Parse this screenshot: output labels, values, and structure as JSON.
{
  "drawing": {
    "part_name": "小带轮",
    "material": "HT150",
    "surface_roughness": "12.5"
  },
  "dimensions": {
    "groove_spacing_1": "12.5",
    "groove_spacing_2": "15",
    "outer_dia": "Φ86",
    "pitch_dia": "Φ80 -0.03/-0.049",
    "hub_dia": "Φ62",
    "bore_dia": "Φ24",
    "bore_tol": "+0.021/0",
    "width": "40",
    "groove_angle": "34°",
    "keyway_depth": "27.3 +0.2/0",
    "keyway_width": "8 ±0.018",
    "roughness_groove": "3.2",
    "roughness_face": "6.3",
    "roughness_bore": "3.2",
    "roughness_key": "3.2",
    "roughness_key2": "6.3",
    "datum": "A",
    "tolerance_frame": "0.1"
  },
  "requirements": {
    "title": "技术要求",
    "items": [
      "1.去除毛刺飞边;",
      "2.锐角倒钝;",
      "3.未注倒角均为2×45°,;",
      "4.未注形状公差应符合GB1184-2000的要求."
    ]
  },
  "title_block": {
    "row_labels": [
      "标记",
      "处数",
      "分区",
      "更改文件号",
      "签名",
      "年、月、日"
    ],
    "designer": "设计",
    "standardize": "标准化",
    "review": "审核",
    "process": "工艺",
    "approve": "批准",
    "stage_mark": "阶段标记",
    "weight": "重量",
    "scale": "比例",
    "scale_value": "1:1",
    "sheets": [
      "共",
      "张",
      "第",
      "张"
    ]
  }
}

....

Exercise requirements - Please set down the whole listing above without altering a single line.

Response box -
Parse this screenshot: output labels, values, and structure as JSON.
{
  "drawing": {
    "part_name": "小带轮",
    "material": "HT150",
    "surface_roughness": "12.5"
  },
  "dimensions": {
    "groove_spacing_1": "12.5",
    "groove_spacing_2": "15",
    "outer_dia": "Φ86",
    "pitch_dia": "Φ80 -0.03/-0.049",
    "hub_dia": "Φ62",
    "bore_dia": "Φ24",
    "bore_tol": "+0.021/0",
    "width": "40",
    "groove_angle": "34°",
    "keyway_depth": "27.3 +0.2/0",
    "keyway_width": "8 ±0.018",
    "roughness_groove": "3.2",
    "roughness_face": "6.3",
    "roughness_bore": "3.2",
    "roughness_key": "3.2",
    "roughness_key2": "6.3",
    "datum": "A",
    "tolerance_frame": "0.1"
  },
  "requirements": {
    "title": "技术要求",
    "items": [
      "1.去除毛刺飞边;",
      "2.锐角倒钝;",
      "3.未注倒角均为2×45°,;",
      "4.未注形状公差应符合GB1184-2000的要求."
    ]
  },
  "title_block": {
    "row_labels": [
      "标记",
      "处数",
      "分区",
      "更改文件号",
      "签名",
      "年、月、日"
    ],
    "designer": "设计",
    "standardize": "标准化",
    "review": "审核",
    "process": "工艺",
    "approve": "批准",
    "stage_mark": "阶段标记",
    "weight": "重量",
    "scale": "比例",
    "scale_value": "1:1",
    "sheets": [
      "共",
      "张",
      "第",
      "张"
    ]
  }
}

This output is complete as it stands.